FIG. 6 is a block diagram illustrating the music database 360 of the persistent memory 220. The music database 360 stores music for output based on predicted weather. In an embodiment, the music includes songs having lyrics corresponding to predicted weather, e.g., for a predicted storm, the song “Riders on the Storm” from The Doors can be outputted. Songs can use lyrics in different languages (e.g., English, Chinese, etc.) depending on a user setting, sale location, or placement location (e.g., by determining position via a global position system receiver). In another embodiment, the music can include music of different genres (e.g., classical, jazz, pop, classic rock, etc.) that correspond to predicted weather. For example, for a predicted storm, the first movement (sonata allegro) of Beethoven's Fifth Symphony can be outputted while for clear/sunny weather Vivaldi's Spring can be outputted. In an embodiment of the invention, the music database 360 also or alternatively includes music corresponding to current temperatures.

FIG. 7 is a flowchart illustrating a method 700 of outputting weather information. First, sensor data (e.g., pressure data) is received (710). Upcoming weather is then determined (predicted) (720). A color is then determined (730) that corresponds with the predicted weather and displayed (740) on a display, by either displaying text in the determined color or displaying the color on all or a portion of the display. In an embodiment, the determining (730) and displaying (740) is optional.

Next, it is determined (750) what sound (e.g., nature sounds) and/or music to play based on predicted weather. The determined sound and/or music is then played (760). In an embodiment either sound or music, but not both, is played (760). In another embodiment, both sound and music can be played. In another embodiment the determining (750) and playing (760) is optional. The method 700 then ends.

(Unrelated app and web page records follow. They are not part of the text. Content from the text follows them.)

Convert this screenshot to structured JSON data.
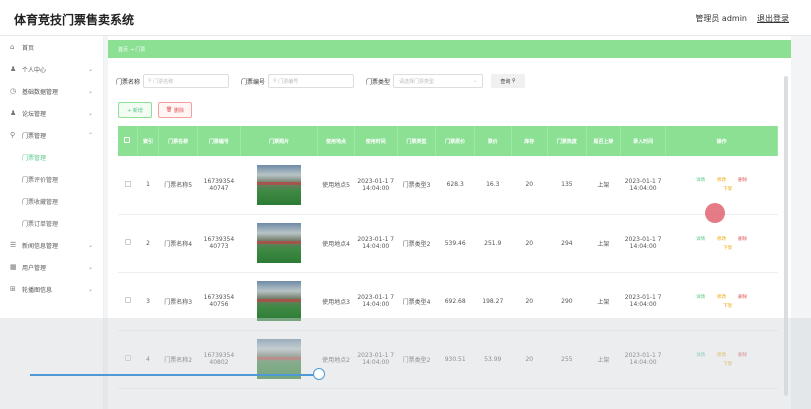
{
  "app": {
    "title": "体育竞技门票售卖系统",
    "admin_label": "管理员 admin",
    "logout": "退出登录"
  },
  "sidebar": {
    "items": [
      {
        "icon": "home-icon",
        "glyph": "⌂",
        "label": "首页",
        "chevron": ""
      },
      {
        "icon": "user-icon",
        "glyph": "♟",
        "label": "个人中心",
        "chevron": "⌄"
      },
      {
        "icon": "clock-icon",
        "glyph": "◷",
        "label": "基础数据管理",
        "chevron": "⌄"
      },
      {
        "icon": "forum-icon",
        "glyph": "♟",
        "label": "论坛管理",
        "chevron": "⌄"
      },
      {
        "icon": "ticket-icon",
        "glyph": "⚲",
        "label": "门票管理",
        "chevron": "⌃"
      }
    ],
    "subitems": [
      {
        "label": "门票管理",
        "active": true
      },
      {
        "label": "门票评价管理",
        "active": false
      },
      {
        "label": "门票收藏管理",
        "active": false
      },
      {
        "label": "门票订单管理",
        "active": false
      }
    ],
    "more": [
      {
        "icon": "news-icon",
        "glyph": "☰",
        "label": "新闻信息管理",
        "chevron": "⌄"
      },
      {
        "icon": "users-icon",
        "glyph": "▦",
        "label": "用户管理",
        "chevron": "⌄"
      },
      {
        "icon": "carousel-icon",
        "glyph": "⊞",
        "label": "轮播图信息",
        "chevron": "⌄"
      }
    ]
  },
  "breadcrumb": "首页 → 门票",
  "filters": {
    "name_label": "门票名称",
    "name_placeholder": "门票名称",
    "code_label": "门票编号",
    "code_placeholder": "门票编号",
    "type_label": "门票类型",
    "type_placeholder": "请选择门票类型",
    "search_label": "查询"
  },
  "buttons": {
    "add": "+ 新增",
    "delete": "删除"
  },
  "table": {
    "headers": [
      "索引",
      "门票名称",
      "门票编号",
      "门票照片",
      "使用地点",
      "使用时间",
      "门票类型",
      "门票原价",
      "票价",
      "库存",
      "门票热度",
      "是否上架",
      "录入时间",
      "操作"
    ],
    "rows": [
      {
        "index": "1",
        "name": "门票名称5",
        "code": "16739354 40747",
        "place": "使用地点5",
        "time": "2023-01-1 7 14:04:00",
        "type": "门票类型3",
        "orig": "628.3",
        "price": "16.3",
        "stock": "20",
        "heat": "135",
        "onsale": "上架",
        "created": "2023-01-1 7 14:04:00"
      },
      {
        "index": "2",
        "name": "门票名称4",
        "code": "16739354 40773",
        "place": "使用地点4",
        "time": "2023-01-1 7 14:04:00",
        "type": "门票类型2",
        "orig": "539.46",
        "price": "251.9",
        "stock": "20",
        "heat": "294",
        "onsale": "上架",
        "created": "2023-01-1 7 14:04:00"
      },
      {
        "index": "3",
        "name": "门票名称3",
        "code": "16739354 40756",
        "place": "使用地点3",
        "time": "2023-01-1 7 14:04:00",
        "type": "门票类型4",
        "orig": "692.68",
        "price": "198.27",
        "stock": "20",
        "heat": "290",
        "onsale": "上架",
        "created": "2023-01-1 7 14:04:00"
      },
      {
        "index": "4",
        "name": "门票名称2",
        "code": "16739354 40802",
        "place": "使用地点2",
        "time": "2023-01-1 7 14:04:00",
        "type": "门票类型2",
        "orig": "930.51",
        "price": "53.99",
        "stock": "20",
        "heat": "255",
        "onsale": "上架",
        "created": "2023-01-1 7 14:04:00"
      }
    ],
    "ops": {
      "detail": "详情",
      "edit": "修改",
      "remove": "删除",
      "offsale": "下架"
    }
  }
}
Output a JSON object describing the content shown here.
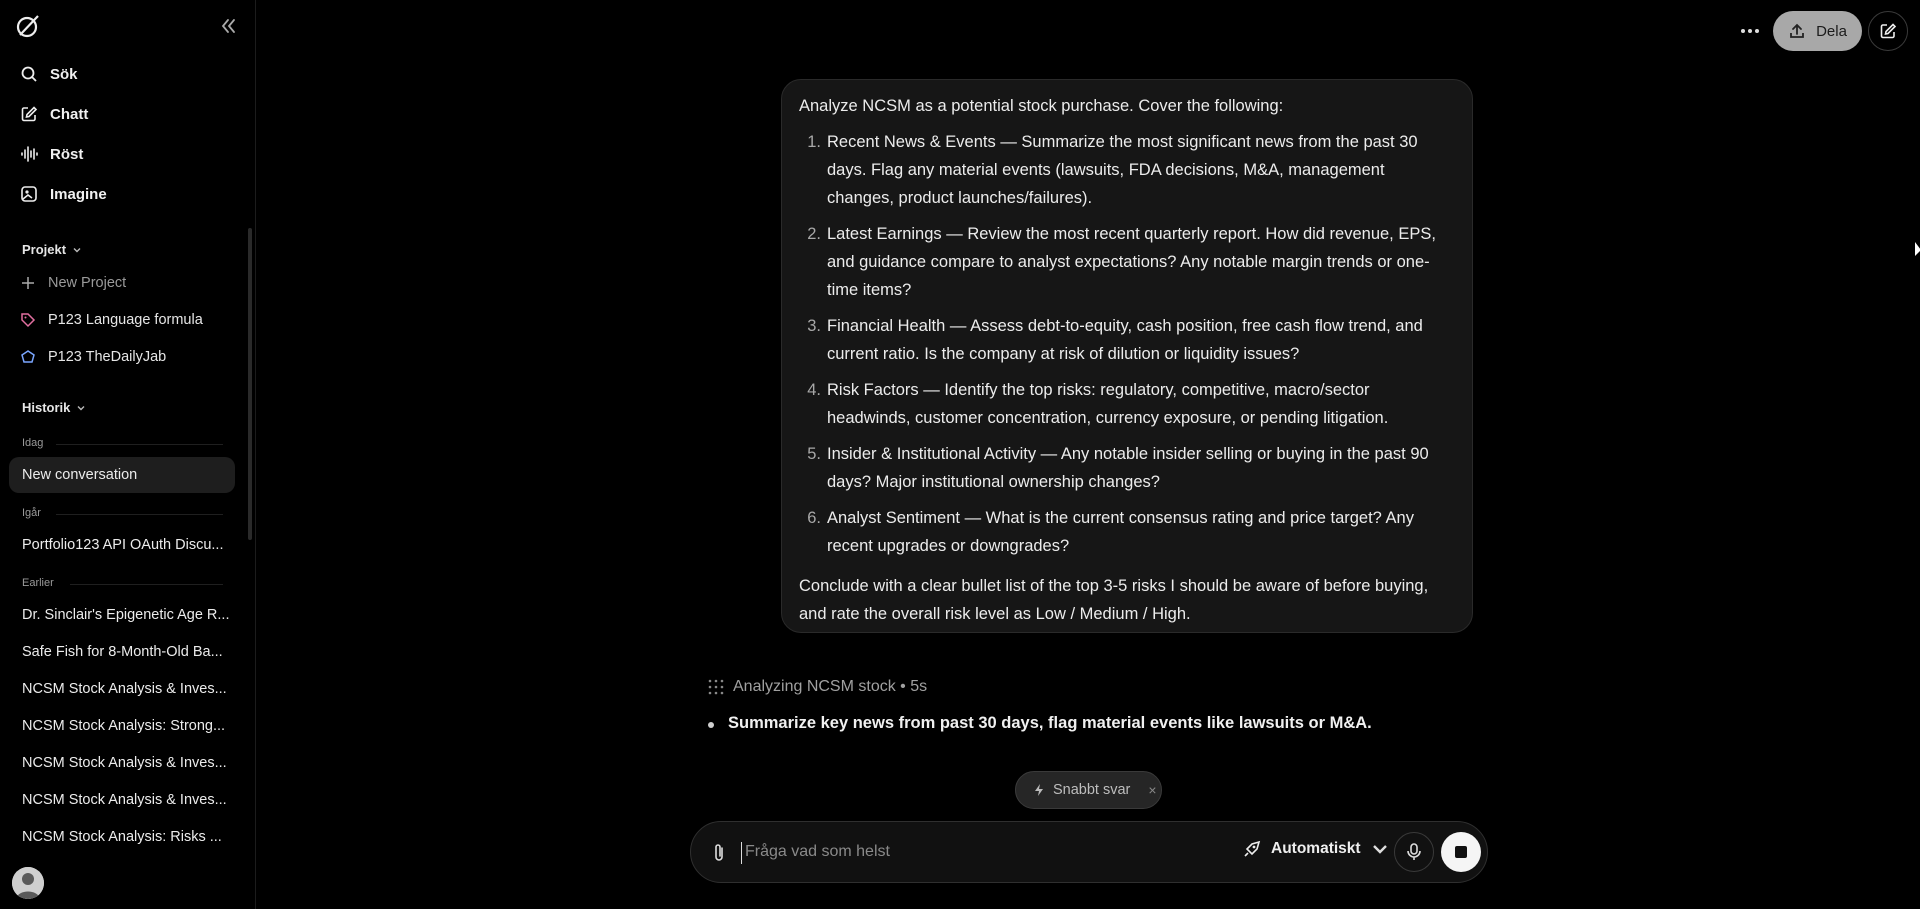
{
  "sidebar": {
    "nav": [
      {
        "label": "Sök",
        "icon": "search-icon"
      },
      {
        "label": "Chatt",
        "icon": "chat-edit-icon"
      },
      {
        "label": "Röst",
        "icon": "voice-waveform-icon"
      },
      {
        "label": "Imagine",
        "icon": "imagine-icon"
      }
    ],
    "projects_label": "Projekt",
    "projects": [
      {
        "label": "New Project",
        "icon": "plus-icon"
      },
      {
        "label": "P123 Language formula",
        "icon": "tag-icon"
      },
      {
        "label": "P123 TheDailyJab",
        "icon": "gem-icon"
      }
    ],
    "history_label": "Historik",
    "groups": [
      {
        "label": "Idag",
        "items": [
          "New conversation"
        ]
      },
      {
        "label": "Igår",
        "items": [
          "Portfolio123 API OAuth Discu..."
        ]
      },
      {
        "label": "Earlier",
        "items": [
          "Dr. Sinclair's Epigenetic Age R...",
          "Safe Fish for 8-Month-Old Ba...",
          "NCSM Stock Analysis & Inves...",
          "NCSM Stock Analysis: Strong...",
          "NCSM Stock Analysis & Inves...",
          "NCSM Stock Analysis & Inves...",
          "NCSM Stock Analysis: Risks ..."
        ]
      }
    ]
  },
  "header": {
    "share_label": "Dela"
  },
  "message": {
    "intro": "Analyze NCSM as a potential stock purchase. Cover the following:",
    "items": [
      {
        "num": "1.",
        "text": "Recent News & Events — Summarize the most significant news from the past 30 days. Flag any material events (lawsuits, FDA decisions, M&A, management changes, product launches/failures)."
      },
      {
        "num": "2.",
        "text": "Latest Earnings — Review the most recent quarterly report. How did revenue, EPS, and guidance compare to analyst expectations? Any notable margin trends or one-time items?"
      },
      {
        "num": "3.",
        "text": "Financial Health — Assess debt-to-equity, cash position, free cash flow trend, and current ratio. Is the company at risk of dilution or liquidity issues?"
      },
      {
        "num": "4.",
        "text": "Risk Factors — Identify the top risks: regulatory, competitive, macro/sector headwinds, customer concentration, currency exposure, or pending litigation."
      },
      {
        "num": "5.",
        "text": "Insider & Institutional Activity — Any notable insider selling or buying in the past 90 days? Major institutional ownership changes?"
      },
      {
        "num": "6.",
        "text": "Analyst Sentiment — What is the current consensus rating and price target? Any recent upgrades or downgrades?"
      }
    ],
    "outro": "Conclude with a clear bullet list of the top 3-5 risks I should be aware of before buying, and rate the overall risk level as Low / Medium / High."
  },
  "status": {
    "thinking": "Analyzing NCSM stock • 5s",
    "bullet": "Summarize key news from past 30 days, flag material events like lawsuits or M&A."
  },
  "chip": {
    "label": "Snabbt svar",
    "close": "×"
  },
  "composer": {
    "placeholder": "Fråga vad som helst",
    "value": "",
    "mode": "Automatiskt"
  }
}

In an embodiment of the invention, the weather engine 310, GUI 320 and sound engine 340 execute the method 700. In an embodiment of the invention, the method 700 is executed in other than the order described above. In addition, the method 700 can be executed repeatedly at regular intervals or continuously. Sections of the method 700 can be executed substantially simultaneously. In an embodiment, colors, sounds and music can instead or in addition correspond to current temperature.

The foregoing description of the illustrated embodiments of the present invention is by way of example only, and other variations and modifications of the above-described embodiments and methods are possible in light of the foregoing teaching. In an embodiment, the station 100 can be used for predicting other events and outputting the prediction in musical format. For example, the station 100 can use techniques known to one of ordinary skill in the art to predict stock market performance and have corresponding music output. In another embodiment, the station 100 can use seismic data for predicting earthquakes and musical output made accordingly. Further, components of this invention may be implemented using a programmed general purpose digital computer, using application specific integrated circuits, or using a network of interconnected conventional components and circuits. Connections may be wired, wireless, modem, etc. The embodiments described herein are not intended to be exhaustive or limiting. The present invention is limited only by the following claims.